    using Microsoft.AspNetCore.Mvc;
    using System.Collections.Generic;
    using System.Reflection;
    using System.Net;
    using System.Net.Security;
    using System.Security.Cryptography.X509Certificates;
    using System.Net.Mail;
    namespace EmailSms.Controllers
    {
        public class EmailSmsController : Controller
        {
            // GET: /<controller>/
            public String Index()
            {
                String from_number = Request.Form["From"];
                String to_number = Request.Form["To"];
                String text = Request.Form["Text"];
                Console.WriteLine("Message received - From: {0}, To: {1}, Text: {2}", from_number, to_number, text);
                string user_name = "<email_address>";// Sender's email ID
                const string password = "<password>"; //  password here…
                string subject = "SMS from " + from_number; // Subject of the mail
                string to = "<recepient_address>";
                string body = text; // Body of the mail which the text that was received
                ServicePointManager.ServerCertificateValidationCallback =
                    delegate(object s, X509Certificate certificate, X509Chain chain, SslPolicyErrors sslPolicyErrors)
                {  return true; };
                try {
                    // Initialize the smtp client
                    SmtpClient smtp = new SmtpClient
                    {
                        Host = "smtp.gmail.com", // smtp server address here…
                        Port = 587,
                        EnableSsl = true,
                        DeliveryMethod = SmtpDeliveryMethod.Network,
                        Credentials = new System.Net.NetworkCredential(user_name, password),
                        Timeout = 30000,
                    };
                   MailMessage message = new MailMessage(user_name, to, subject, body);
                   // Send the mail
                   smtp.Send(message);
                } catch (Exception ex) {
                  Console.WriteLine("Error sending email!!!", ex);
                }
                return "Success";
            }
        }
    }
    
    Note: If you use Gmail to send email, you'll have to use an app password, which will be treated as your password to send email from the app.

    Expose your local server to the internet

    To receive Incoming Messages and to handle callbacks, your local server should be able to connect with Plivo API service, Ngrok is a tunneling software used to expose a web server running on your local machine to the internet. Using Ngrok you can set webhooks which can talk to Plivo server.

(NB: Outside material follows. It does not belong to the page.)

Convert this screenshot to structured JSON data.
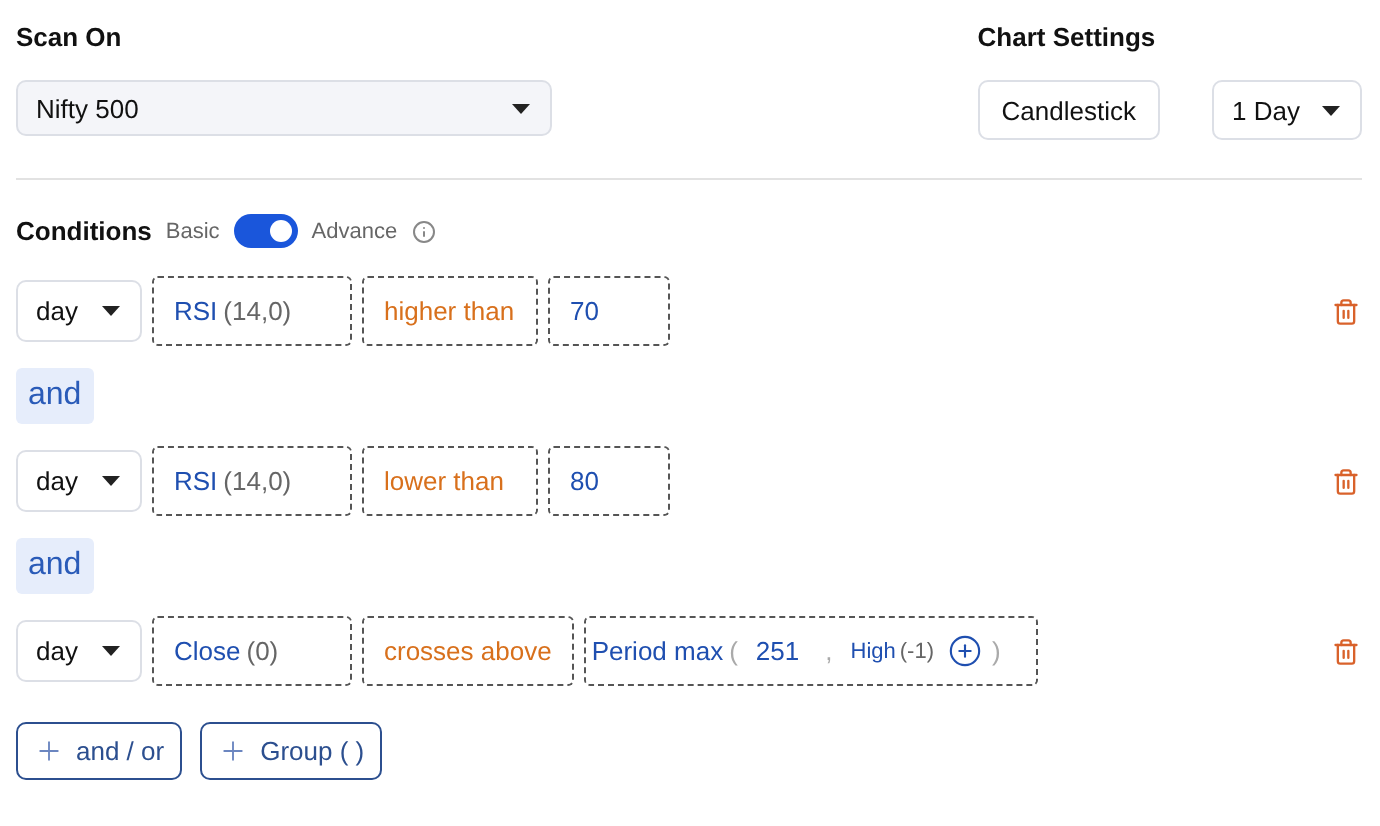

    ngrok block diagram

    Install ngrok and run it on the command line, specifying the port that hosts the application on which you want to receive messages (5000 in this case):

    $ ./ngrok http 5000
    

    Ngrok will display a forwarding link that you can use as a webhook to access your local server over the public network.

    Sample ngrok CLI

    Create an Application

    1. Create a Plivo application by visiting Messaging > Applications and clicking on Add New Application, or by using Plivo’s Application API.
    2. Give your application a name — we called our Email SMS. Enter your server URL (for example https://61d8fb8f250c.ngrok.io/email_sms/) in the Message URL field and set the method as POST.
    3. Click on 'Create Application' to save your application.

    Create Application

    Assign a Plivo number to your app

    1. Navigate to the Numbers page and select the phone number you want to use for the application.
    2. Select XML Application from the Application Type drop-down list, and Email SMS (the name of the application) from the Plivo Application drop-down list.
    3. Click on 'Update Number' to save.

    Assign Application

    Test and validate

    To test the application, enter the following command

    $ dotnet run
    

    Then send a text message to the Plivo number you associated with the application using a regular mobile phone.The incoming message should be reflected in your email.